Depending on their structure, SPACs could fall under the scope of the AIFM Directive and the Belgian AIFM law. If this were to be the case, then the SPACs as well as the Sponsors themselves could be subject to extensive regulatory requirements and supervision by the FSMA. Most Sponsors will seek to avoid the AIFM legislation’s application. This can, for example, be achieved in if the SPAC does not qualify as an AIF because it does not have a ‘defined investment policy’. The SPAC might also meet the criteria to qualify as an exempted holding company.
A new hype in Belgium?

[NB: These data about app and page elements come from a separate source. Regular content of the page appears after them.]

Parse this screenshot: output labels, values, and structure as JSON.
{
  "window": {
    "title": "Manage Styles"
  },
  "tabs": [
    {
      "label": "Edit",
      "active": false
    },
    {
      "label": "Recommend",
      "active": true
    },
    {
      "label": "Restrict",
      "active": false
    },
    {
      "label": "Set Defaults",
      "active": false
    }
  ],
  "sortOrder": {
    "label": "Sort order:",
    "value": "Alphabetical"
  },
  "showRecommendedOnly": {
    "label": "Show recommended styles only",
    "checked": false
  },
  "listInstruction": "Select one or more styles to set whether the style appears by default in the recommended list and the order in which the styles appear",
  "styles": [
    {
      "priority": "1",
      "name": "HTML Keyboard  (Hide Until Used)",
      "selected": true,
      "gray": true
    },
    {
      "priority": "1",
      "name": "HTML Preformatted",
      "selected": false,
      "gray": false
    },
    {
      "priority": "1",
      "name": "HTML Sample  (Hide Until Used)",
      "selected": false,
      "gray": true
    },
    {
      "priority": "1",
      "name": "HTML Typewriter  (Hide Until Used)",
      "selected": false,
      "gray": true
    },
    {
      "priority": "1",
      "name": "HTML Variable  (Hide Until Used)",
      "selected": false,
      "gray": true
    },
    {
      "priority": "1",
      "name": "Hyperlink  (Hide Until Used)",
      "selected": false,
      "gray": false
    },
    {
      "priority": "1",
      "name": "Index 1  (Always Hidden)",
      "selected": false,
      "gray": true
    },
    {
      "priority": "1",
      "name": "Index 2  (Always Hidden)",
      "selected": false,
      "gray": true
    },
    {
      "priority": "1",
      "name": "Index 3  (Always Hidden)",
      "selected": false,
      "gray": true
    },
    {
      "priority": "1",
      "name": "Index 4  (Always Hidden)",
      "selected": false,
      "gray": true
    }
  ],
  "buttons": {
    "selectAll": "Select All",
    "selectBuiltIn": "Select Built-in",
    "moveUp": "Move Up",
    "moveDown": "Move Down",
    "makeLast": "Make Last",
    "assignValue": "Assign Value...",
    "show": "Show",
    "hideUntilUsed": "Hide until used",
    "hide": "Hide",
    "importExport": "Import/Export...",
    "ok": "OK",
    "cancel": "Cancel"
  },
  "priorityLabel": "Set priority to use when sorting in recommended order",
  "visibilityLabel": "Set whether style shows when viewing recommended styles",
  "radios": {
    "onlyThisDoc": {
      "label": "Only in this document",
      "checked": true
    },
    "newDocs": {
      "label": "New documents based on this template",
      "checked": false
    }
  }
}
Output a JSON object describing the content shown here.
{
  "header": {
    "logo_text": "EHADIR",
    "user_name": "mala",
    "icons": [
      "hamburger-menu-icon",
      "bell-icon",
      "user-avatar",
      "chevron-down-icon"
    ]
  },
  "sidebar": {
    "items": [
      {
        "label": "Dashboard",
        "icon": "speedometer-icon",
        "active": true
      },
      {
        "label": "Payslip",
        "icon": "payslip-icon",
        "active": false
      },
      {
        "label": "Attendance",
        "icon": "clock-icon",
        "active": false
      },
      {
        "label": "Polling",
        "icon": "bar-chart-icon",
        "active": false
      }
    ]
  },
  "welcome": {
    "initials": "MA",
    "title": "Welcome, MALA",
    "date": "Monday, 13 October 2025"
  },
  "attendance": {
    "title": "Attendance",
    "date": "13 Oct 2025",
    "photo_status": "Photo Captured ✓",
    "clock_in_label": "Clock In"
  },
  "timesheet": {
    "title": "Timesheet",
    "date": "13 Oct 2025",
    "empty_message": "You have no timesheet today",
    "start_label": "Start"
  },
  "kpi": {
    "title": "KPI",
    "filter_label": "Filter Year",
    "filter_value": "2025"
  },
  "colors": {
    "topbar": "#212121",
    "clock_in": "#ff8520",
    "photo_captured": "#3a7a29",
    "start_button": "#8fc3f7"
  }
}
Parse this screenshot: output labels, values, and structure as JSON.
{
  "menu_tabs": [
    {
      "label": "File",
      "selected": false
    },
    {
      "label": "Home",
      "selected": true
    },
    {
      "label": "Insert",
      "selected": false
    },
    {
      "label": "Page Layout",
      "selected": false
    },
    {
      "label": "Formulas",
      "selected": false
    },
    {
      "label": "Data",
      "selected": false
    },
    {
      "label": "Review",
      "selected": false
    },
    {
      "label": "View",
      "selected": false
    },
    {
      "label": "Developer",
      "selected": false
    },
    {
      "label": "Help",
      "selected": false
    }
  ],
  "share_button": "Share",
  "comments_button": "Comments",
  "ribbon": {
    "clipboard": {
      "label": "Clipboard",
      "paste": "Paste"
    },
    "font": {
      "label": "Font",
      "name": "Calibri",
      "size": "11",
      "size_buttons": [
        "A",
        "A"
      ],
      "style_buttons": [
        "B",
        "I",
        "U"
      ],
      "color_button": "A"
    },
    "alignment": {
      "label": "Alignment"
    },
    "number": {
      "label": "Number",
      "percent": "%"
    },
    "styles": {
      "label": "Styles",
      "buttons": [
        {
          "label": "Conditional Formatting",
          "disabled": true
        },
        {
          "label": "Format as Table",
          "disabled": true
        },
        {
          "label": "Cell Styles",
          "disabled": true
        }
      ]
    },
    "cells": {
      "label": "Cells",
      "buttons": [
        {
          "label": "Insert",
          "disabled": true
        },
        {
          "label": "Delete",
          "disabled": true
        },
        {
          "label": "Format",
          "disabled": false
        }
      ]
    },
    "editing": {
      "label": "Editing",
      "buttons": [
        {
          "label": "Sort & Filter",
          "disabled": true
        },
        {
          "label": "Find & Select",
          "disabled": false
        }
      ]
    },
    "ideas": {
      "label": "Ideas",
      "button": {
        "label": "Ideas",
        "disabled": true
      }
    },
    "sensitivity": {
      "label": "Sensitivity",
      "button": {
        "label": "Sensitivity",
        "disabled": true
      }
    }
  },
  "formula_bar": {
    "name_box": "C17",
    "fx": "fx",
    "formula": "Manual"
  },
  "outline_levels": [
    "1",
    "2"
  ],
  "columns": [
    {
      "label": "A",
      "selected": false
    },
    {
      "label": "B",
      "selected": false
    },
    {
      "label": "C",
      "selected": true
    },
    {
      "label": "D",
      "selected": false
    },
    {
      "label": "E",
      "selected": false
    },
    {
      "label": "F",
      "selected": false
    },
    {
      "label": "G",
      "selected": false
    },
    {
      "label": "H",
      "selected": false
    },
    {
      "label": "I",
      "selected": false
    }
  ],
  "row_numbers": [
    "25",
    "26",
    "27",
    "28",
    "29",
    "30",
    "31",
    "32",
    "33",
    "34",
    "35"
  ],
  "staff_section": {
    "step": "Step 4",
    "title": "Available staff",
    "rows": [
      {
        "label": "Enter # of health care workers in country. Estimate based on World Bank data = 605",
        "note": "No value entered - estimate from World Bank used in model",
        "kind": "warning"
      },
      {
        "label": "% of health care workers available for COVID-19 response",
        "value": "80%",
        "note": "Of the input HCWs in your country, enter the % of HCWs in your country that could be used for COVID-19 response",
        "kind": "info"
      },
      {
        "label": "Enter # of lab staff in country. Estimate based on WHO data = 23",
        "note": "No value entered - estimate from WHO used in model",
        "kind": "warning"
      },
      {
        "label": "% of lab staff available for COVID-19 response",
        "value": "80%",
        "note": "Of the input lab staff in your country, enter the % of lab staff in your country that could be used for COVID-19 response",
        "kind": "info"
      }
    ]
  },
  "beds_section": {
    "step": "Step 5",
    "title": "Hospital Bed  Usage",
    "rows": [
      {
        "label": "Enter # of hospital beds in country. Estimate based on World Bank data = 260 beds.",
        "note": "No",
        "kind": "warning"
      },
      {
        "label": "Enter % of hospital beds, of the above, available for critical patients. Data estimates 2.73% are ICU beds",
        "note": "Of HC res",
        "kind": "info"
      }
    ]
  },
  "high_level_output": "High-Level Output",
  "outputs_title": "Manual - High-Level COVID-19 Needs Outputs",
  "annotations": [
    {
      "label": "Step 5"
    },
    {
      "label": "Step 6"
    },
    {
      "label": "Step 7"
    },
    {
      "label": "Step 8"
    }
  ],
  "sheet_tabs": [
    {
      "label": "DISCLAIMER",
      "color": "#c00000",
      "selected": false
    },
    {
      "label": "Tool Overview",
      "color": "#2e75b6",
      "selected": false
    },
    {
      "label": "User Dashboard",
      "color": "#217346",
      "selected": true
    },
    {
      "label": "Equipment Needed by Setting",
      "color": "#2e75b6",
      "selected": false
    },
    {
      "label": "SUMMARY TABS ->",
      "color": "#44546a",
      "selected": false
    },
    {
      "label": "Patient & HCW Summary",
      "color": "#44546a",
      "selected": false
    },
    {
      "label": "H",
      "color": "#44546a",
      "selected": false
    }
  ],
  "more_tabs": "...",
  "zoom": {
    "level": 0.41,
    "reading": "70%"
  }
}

Although SPACs seem to offer quite some interesting features and a potential alternative to ‘classic’ investments, the FSMA’s president has publicly criticised these new developments. The FSMA has warned that, for small investors, investing in a SPAC project could potentially lead to their money being diluted. In its public consultation, the FSMA already provided some recommendations on how such risks can be further minimised. Therefore, the question is how strict our Belgian regulator will be when the very first SPAC projects are presented to it and whether SPACs in Belgium will be ‘stillborn’.